Listen: Rosanna Ramirez Penny Loza, Anthony Preveze Nick And Gatto discussed on All Things Considered

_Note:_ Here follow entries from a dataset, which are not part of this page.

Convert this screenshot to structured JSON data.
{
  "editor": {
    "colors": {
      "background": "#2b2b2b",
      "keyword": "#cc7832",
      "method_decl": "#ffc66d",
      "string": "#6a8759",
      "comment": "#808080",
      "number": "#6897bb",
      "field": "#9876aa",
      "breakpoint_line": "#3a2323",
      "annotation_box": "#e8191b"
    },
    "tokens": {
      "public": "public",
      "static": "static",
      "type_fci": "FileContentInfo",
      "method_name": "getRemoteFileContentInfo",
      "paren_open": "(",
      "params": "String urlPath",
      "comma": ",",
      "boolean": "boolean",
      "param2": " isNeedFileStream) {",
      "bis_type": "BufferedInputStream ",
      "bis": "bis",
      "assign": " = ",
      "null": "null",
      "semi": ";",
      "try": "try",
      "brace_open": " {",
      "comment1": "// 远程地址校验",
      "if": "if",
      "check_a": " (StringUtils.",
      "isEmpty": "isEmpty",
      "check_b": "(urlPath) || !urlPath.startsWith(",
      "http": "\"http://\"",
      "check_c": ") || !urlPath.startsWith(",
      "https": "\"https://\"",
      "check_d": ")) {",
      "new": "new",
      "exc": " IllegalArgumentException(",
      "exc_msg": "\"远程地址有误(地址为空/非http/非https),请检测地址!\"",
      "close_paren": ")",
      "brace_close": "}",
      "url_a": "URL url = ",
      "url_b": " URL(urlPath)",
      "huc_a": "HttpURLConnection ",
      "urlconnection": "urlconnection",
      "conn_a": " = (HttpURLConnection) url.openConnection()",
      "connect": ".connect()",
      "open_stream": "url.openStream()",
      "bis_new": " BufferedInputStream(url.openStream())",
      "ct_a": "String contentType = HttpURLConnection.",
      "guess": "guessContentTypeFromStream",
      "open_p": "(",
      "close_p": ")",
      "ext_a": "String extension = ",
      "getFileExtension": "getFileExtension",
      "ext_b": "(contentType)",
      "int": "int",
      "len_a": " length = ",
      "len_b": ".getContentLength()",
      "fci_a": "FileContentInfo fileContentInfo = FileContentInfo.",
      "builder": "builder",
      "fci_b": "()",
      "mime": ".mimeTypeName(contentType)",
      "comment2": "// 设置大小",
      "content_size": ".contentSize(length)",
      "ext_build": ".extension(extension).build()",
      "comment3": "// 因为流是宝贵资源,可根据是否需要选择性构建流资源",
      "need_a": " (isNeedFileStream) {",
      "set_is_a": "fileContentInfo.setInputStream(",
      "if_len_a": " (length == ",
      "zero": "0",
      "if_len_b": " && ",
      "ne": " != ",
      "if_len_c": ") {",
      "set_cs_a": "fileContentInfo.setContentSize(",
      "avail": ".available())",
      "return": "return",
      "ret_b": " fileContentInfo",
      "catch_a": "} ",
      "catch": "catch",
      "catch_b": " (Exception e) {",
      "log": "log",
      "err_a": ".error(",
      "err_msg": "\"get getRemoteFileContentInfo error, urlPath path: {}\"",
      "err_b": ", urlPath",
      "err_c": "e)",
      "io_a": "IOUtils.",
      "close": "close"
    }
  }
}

"Because this is a situation that the border patrol is not resource or geared to deal with Anthony Preveze Nick is the chief patrol agent in Yuma. He says the number of migrant families crossing in his sector is on pace to double. Again, this year provides Nick says his agents are spending hours caring for the migrants in their custody picking up hundreds of hamburgers at a time from McDonald's and waiting with them at the hospital, if they need medical attention, you need additional man. Power to deal with the population that we have to essentially babysit and that takes border patrol agents away from national security border security mission to deal with a humanitarian mission. The White House has asked for eight hundred million dollars in humanitarian aid for the border and for more agents. Congress is still trying to hammer out the details, including funding for more border wall, though, far less than what the president wanted. But none of that is likely to stop these migrant families, and it's not just the border patrol that is scrambling to adjust. About half a mile south of the border in a town called San Luis real Colorado Martine Salgado runs a small migrant shelter. This house wasn't made originally Gatto says it was primarily a way station for migrant men trying to get to the US to work. But now sell Gatto says the majority of migrants are women and children seeking asylum. Year-ago this lot of wings. This big. Sounds like a school yard, right? Right before this was a place to bunk for night or two, but now few migrant families are sleeping here. That's because they're afraid to lose their place in line for chance to apply for asylum. At the port of entry that line has grown longer in recent months as US officials limit applications that just a few families a day migrant families returned to the shelter just to eat shower and wash their clothes demand about these are good people my own village economic. Imagine anyone being helpful and giving Rosanna Ramirez penny Loza left Guerrero in southern Mexico with her three children she has two daughters. The youngest ten months old and a son who's eleven Ramirez says gang members in their hometown tried to recruit him"